▶ PROBLEM DETAILS:
Could you please return each line of the data that has the word "sidebar"?

▶ EXTRACTED INFORMATION:

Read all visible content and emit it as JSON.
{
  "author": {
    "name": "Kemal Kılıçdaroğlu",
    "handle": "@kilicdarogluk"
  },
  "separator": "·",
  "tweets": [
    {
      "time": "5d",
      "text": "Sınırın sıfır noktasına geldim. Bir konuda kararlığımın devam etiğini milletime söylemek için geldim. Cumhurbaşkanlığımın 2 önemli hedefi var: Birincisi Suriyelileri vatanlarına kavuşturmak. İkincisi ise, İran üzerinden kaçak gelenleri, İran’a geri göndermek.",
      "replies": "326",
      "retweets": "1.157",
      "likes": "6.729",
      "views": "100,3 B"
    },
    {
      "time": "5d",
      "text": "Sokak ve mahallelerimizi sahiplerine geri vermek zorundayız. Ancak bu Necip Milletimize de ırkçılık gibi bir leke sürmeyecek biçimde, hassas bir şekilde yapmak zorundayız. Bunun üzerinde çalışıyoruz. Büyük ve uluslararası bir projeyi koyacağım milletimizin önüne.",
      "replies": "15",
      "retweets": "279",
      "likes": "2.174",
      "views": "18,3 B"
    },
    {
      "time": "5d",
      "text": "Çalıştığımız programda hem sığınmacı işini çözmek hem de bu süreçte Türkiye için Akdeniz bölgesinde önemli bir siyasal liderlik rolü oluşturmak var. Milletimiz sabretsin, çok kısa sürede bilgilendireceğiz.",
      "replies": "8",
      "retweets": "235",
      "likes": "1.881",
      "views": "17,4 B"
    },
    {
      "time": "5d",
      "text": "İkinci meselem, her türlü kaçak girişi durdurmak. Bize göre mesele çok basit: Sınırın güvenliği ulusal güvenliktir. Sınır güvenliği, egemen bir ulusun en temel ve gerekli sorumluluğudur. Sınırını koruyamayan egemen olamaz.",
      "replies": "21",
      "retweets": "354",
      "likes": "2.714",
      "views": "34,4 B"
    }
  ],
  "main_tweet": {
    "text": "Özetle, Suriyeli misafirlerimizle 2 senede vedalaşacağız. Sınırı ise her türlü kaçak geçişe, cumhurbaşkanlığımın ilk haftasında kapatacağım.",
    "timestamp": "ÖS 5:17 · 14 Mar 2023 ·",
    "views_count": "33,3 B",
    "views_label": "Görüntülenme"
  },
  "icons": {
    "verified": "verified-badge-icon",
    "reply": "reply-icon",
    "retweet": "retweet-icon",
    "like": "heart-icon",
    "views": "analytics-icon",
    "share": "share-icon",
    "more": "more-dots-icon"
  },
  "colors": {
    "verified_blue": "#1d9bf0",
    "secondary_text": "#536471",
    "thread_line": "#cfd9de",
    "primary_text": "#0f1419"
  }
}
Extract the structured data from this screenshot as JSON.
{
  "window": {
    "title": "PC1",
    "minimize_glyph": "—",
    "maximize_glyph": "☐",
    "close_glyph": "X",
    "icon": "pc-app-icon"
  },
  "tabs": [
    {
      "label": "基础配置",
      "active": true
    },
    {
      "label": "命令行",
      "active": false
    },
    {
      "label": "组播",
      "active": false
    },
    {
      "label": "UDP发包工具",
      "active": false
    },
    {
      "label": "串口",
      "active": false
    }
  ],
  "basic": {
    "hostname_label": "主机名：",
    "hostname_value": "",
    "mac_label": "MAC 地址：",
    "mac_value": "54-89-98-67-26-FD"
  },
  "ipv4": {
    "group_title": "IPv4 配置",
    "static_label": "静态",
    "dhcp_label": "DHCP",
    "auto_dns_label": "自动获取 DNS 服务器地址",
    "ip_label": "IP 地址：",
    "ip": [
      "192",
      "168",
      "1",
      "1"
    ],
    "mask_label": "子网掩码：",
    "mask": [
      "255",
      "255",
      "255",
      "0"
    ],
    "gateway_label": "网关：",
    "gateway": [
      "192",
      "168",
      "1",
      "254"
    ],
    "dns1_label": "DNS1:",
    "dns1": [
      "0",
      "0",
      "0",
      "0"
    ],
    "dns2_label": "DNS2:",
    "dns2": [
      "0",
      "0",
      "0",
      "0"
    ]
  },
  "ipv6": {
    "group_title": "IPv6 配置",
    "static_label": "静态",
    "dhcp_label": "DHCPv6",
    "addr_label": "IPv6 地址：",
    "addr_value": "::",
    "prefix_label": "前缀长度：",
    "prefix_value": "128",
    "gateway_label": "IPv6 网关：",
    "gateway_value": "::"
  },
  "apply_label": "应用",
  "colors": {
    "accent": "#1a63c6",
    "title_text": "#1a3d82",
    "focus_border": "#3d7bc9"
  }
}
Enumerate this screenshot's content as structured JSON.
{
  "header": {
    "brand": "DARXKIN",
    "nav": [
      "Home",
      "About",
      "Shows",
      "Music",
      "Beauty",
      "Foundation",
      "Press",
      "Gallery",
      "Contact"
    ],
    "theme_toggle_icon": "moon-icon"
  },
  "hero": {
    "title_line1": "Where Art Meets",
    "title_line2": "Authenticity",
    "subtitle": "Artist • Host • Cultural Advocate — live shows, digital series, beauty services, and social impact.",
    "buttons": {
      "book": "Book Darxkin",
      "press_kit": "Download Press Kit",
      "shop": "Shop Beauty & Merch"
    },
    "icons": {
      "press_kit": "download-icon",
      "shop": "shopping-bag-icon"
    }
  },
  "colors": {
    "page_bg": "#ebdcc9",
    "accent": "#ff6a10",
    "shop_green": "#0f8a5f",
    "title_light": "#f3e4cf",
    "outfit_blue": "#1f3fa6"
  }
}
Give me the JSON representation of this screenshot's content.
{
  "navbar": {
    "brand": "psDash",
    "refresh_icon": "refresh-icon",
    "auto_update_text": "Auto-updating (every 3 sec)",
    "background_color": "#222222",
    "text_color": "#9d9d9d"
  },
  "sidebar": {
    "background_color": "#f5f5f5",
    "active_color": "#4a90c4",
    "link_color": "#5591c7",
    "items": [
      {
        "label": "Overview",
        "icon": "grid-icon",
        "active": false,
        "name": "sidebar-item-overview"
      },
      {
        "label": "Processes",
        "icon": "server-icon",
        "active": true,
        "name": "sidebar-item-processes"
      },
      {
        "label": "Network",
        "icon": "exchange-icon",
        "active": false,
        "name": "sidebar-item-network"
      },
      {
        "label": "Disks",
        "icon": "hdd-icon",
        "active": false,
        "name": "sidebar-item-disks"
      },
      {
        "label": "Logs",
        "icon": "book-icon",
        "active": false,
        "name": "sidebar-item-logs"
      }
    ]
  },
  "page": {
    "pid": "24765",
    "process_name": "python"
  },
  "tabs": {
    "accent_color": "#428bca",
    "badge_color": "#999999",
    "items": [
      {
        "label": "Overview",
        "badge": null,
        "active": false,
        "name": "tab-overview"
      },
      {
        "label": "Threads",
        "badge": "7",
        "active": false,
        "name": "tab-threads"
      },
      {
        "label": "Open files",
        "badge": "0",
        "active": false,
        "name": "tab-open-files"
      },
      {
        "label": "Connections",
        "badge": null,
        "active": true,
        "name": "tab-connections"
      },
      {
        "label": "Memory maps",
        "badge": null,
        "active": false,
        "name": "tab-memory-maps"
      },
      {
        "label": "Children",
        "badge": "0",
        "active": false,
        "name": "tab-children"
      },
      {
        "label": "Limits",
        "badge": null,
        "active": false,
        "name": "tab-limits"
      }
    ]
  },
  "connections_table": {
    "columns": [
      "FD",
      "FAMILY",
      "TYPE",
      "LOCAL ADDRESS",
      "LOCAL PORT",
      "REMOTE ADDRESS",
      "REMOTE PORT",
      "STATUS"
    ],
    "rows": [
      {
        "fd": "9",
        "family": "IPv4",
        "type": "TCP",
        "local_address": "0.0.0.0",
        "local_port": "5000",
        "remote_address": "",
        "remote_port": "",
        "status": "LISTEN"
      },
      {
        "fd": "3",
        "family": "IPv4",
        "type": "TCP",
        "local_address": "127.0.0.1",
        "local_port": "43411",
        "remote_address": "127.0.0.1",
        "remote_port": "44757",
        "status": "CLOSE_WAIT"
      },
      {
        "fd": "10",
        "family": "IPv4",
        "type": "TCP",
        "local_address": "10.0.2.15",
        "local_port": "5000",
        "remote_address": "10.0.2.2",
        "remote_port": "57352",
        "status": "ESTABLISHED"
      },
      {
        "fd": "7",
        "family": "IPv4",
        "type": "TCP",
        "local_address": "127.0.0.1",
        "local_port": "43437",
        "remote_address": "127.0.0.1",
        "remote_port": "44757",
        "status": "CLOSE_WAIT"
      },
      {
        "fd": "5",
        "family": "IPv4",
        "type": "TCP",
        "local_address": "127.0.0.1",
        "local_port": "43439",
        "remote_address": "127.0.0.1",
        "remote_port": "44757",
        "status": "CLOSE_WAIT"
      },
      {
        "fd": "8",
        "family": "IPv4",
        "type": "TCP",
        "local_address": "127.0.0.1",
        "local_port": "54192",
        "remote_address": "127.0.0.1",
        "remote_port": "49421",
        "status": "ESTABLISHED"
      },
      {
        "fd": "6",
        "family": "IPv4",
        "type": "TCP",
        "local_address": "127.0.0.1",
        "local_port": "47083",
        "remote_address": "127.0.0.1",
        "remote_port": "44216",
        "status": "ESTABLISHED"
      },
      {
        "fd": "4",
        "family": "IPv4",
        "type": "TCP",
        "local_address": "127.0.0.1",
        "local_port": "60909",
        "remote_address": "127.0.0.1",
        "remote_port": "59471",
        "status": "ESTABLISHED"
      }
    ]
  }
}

▶ EXERCISE OUTPUT:
  "sidebar": {
        "name": "sidebar-item-overview"
        "name": "sidebar-item-processes"
        "name": "sidebar-item-network"
        "name": "sidebar-item-disks"
        "name": "sidebar-item-logs"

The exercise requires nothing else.